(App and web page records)
-- Opening Marker --
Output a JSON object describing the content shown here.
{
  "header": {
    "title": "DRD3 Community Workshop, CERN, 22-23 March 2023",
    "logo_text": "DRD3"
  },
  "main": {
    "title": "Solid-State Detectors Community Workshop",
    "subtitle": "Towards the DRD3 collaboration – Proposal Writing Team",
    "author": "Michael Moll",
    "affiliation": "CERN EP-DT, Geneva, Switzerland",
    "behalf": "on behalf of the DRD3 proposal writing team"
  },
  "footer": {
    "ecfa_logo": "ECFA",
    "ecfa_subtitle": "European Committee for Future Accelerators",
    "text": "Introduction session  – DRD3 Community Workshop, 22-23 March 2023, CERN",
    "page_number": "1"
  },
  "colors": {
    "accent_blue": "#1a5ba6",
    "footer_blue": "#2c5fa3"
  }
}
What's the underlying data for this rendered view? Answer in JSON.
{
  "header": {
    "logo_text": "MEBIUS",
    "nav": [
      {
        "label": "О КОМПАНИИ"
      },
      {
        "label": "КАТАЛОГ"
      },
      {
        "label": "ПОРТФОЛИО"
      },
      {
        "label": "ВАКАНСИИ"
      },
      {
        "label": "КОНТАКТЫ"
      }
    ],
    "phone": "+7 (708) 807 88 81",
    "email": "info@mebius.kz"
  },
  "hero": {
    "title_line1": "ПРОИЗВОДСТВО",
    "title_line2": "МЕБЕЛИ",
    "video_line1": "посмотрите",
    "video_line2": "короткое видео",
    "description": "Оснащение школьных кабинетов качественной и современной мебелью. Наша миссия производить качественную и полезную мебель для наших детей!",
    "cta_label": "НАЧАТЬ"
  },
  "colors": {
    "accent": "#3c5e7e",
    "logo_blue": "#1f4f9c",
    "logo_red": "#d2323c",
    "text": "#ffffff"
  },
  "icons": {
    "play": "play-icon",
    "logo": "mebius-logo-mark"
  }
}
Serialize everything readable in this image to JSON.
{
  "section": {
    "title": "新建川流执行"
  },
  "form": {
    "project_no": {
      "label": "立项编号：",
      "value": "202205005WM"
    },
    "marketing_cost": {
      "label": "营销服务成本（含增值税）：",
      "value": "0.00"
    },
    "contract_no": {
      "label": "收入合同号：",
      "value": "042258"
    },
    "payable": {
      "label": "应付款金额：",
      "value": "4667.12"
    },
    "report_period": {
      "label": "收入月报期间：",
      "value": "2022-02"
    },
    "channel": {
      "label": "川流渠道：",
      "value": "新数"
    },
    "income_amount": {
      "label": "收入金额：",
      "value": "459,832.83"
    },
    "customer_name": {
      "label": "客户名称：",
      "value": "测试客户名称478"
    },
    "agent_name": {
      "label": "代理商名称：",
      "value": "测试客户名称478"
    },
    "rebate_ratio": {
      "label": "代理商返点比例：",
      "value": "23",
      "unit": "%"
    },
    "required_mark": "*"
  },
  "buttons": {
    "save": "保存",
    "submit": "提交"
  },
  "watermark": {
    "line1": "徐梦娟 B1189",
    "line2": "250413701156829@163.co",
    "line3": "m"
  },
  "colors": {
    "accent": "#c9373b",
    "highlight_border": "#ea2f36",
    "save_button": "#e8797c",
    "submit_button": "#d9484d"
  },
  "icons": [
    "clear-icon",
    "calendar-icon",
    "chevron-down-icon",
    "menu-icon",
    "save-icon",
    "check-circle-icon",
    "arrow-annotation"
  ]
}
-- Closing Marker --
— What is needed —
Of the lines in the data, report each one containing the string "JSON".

— Answer space —
Output a JSON object describing the content shown here.
What's the underlying data for this rendered view? Answer in JSON.
Serialize everything readable in this image to JSON.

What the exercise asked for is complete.